Task to complete: When you return the data, keep each character exactly as it appears.

Record extracts:
►
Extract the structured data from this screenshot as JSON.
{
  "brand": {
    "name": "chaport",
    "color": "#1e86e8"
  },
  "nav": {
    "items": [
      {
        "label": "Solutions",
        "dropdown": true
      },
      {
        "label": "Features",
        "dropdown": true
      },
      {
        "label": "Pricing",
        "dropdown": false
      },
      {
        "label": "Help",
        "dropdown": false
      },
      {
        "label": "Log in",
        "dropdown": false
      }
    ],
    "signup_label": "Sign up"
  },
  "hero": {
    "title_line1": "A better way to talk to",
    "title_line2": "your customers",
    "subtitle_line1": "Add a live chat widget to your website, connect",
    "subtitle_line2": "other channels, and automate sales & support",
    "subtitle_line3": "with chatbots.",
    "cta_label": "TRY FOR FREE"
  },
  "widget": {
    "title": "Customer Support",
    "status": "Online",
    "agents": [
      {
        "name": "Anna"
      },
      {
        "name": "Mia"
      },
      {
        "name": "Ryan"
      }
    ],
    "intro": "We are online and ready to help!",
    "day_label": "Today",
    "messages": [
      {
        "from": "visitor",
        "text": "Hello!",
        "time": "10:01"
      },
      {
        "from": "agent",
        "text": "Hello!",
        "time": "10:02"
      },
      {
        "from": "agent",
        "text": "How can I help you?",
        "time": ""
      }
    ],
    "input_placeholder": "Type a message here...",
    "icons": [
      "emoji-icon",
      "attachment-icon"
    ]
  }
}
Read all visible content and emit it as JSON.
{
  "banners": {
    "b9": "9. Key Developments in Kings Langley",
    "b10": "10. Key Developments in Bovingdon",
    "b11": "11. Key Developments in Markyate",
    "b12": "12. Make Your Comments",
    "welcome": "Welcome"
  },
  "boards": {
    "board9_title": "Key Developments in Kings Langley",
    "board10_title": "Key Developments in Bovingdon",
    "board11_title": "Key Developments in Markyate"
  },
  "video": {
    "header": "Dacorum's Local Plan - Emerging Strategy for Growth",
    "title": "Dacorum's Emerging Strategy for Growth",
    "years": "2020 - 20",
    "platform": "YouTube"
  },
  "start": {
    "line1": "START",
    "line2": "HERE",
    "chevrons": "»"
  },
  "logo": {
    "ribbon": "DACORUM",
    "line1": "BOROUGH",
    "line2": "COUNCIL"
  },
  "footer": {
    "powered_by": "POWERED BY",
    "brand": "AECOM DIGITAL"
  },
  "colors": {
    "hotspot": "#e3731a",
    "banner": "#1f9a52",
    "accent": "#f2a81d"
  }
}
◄
Written solution:
Extract the structured data from this screenshot as JSON.
{
  "brand": {
    "name": "chaport",
    "color": "#1e86e8"
  },
  "nav": {
    "items": [
      {
        "label": "Solutions",
        "dropdown": true
      },
      {
        "label": "Features",
        "dropdown": true
      },
      {
        "label": "Pricing",
        "dropdown": false
      },
      {
        "label": "Help",
        "dropdown": false
      },
      {
        "label": "Log in",
        "dropdown": false
      }
    ],
    "signup_label": "Sign up"
  },
  "hero": {
    "title_line1": "A better way to talk to",
    "title_line2": "your customers",
    "subtitle_line1": "Add a live chat widget to your website, connect",
    "subtitle_line2": "other channels, and automate sales & support",
    "subtitle_line3": "with chatbots.",
    "cta_label": "TRY FOR FREE"
  },
  "widget": {
    "title": "Customer Support",
    "status": "Online",
    "agents": [
      {
        "name": "Anna"
      },
      {
        "name": "Mia"
      },
      {
        "name": "Ryan"
      }
    ],
    "intro": "We are online and ready to help!",
    "day_label": "Today",
    "messages": [
      {
        "from": "visitor",
        "text": "Hello!",
        "time": "10:01"
      },
      {
        "from": "agent",
        "text": "Hello!",
        "time": "10:02"
      },
      {
        "from": "agent",
        "text": "How can I help you?",
        "time": ""
      }
    ],
    "input_placeholder": "Type a message here...",
    "icons": [
      "emoji-icon",
      "attachment-icon"
    ]
  }
}
Read all visible content and emit it as JSON.
{
  "banners": {
    "b9": "9. Key Developments in Kings Langley",
    "b10": "10. Key Developments in Bovingdon",
    "b11": "11. Key Developments in Markyate",
    "b12": "12. Make Your Comments",
    "welcome": "Welcome"
  },
  "boards": {
    "board9_title": "Key Developments in Kings Langley",
    "board10_title": "Key Developments in Bovingdon",
    "board11_title": "Key Developments in Markyate"
  },
  "video": {
    "header": "Dacorum's Local Plan - Emerging Strategy for Growth",
    "title": "Dacorum's Emerging Strategy for Growth",
    "years": "2020 - 20",
    "platform": "YouTube"
  },
  "start": {
    "line1": "START",
    "line2": "HERE",
    "chevrons": "»"
  },
  "logo": {
    "ribbon": "DACORUM",
    "line1": "BOROUGH",
    "line2": "COUNCIL"
  },
  "footer": {
    "powered_by": "POWERED BY",
    "brand": "AECOM DIGITAL"
  },
  "colors": {
    "hotspot": "#e3731a",
    "banner": "#1f9a52",
    "accent": "#f2a81d"
  }
}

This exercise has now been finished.